(Items from a data source)
+-------+
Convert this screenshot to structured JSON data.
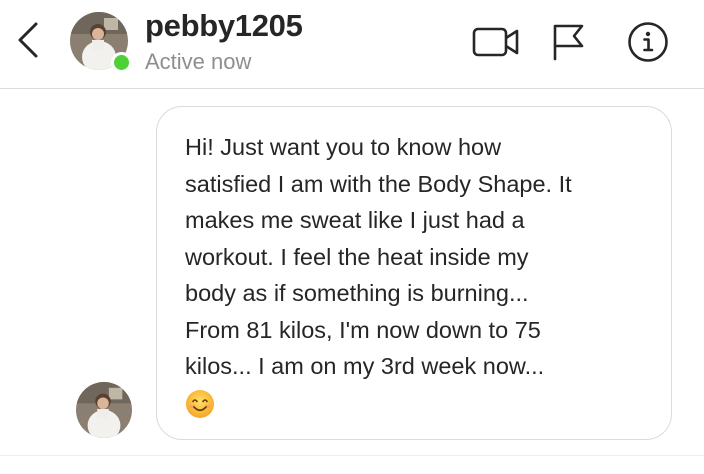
{
  "header": {
    "username": "pebby1205",
    "status": "Active now",
    "icons": [
      "back-chevron-icon",
      "video-camera-icon",
      "flag-icon",
      "info-icon"
    ]
  },
  "colors": {
    "online": "#4cd137",
    "text": "#262626",
    "muted": "#8e8e8e",
    "border": "#dbdbdb"
  },
  "message": {
    "text": "Hi! Just want you to know how\nsatisfied I am with the Body Shape. It\nmakes me sweat like I just had a\nworkout. I feel the heat inside my\nbody as if something is burning...\nFrom 81 kilos, I'm now down to 75\nkilos... I am on my 3rd week now...",
    "emoji": "smiling-face-emoji"
  }
}
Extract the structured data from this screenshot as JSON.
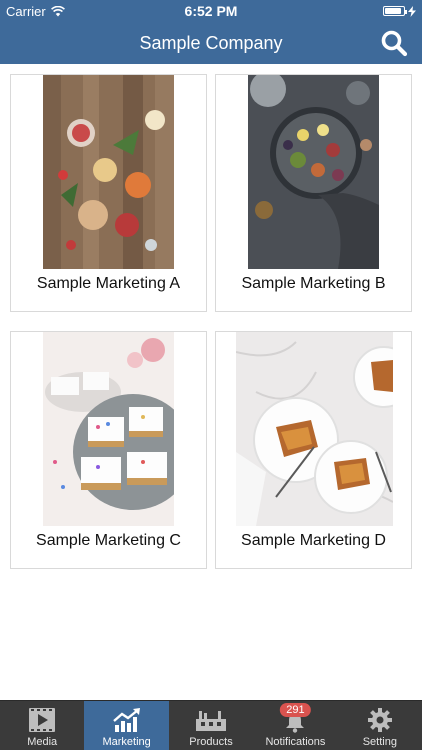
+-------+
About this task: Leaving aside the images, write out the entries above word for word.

Your solution:
Convert this screenshot to structured JSON data.
{
  "header": {
    "username": "pebby1205",
    "status": "Active now",
    "icons": [
      "back-chevron-icon",
      "video-camera-icon",
      "flag-icon",
      "info-icon"
    ]
  },
  "colors": {
    "online": "#4cd137",
    "text": "#262626",
    "muted": "#8e8e8e",
    "border": "#dbdbdb"
  },
  "message": {
    "text": "Hi! Just want you to know how\nsatisfied I am with the Body Shape. It\nmakes me sweat like I just had a\nworkout. I feel the heat inside my\nbody as if something is burning...\nFrom 81 kilos, I'm now down to 75\nkilos... I am on my 3rd week now...",
    "emoji": "smiling-face-emoji"
  }
}
Extract the structured data from this screenshot as JSON.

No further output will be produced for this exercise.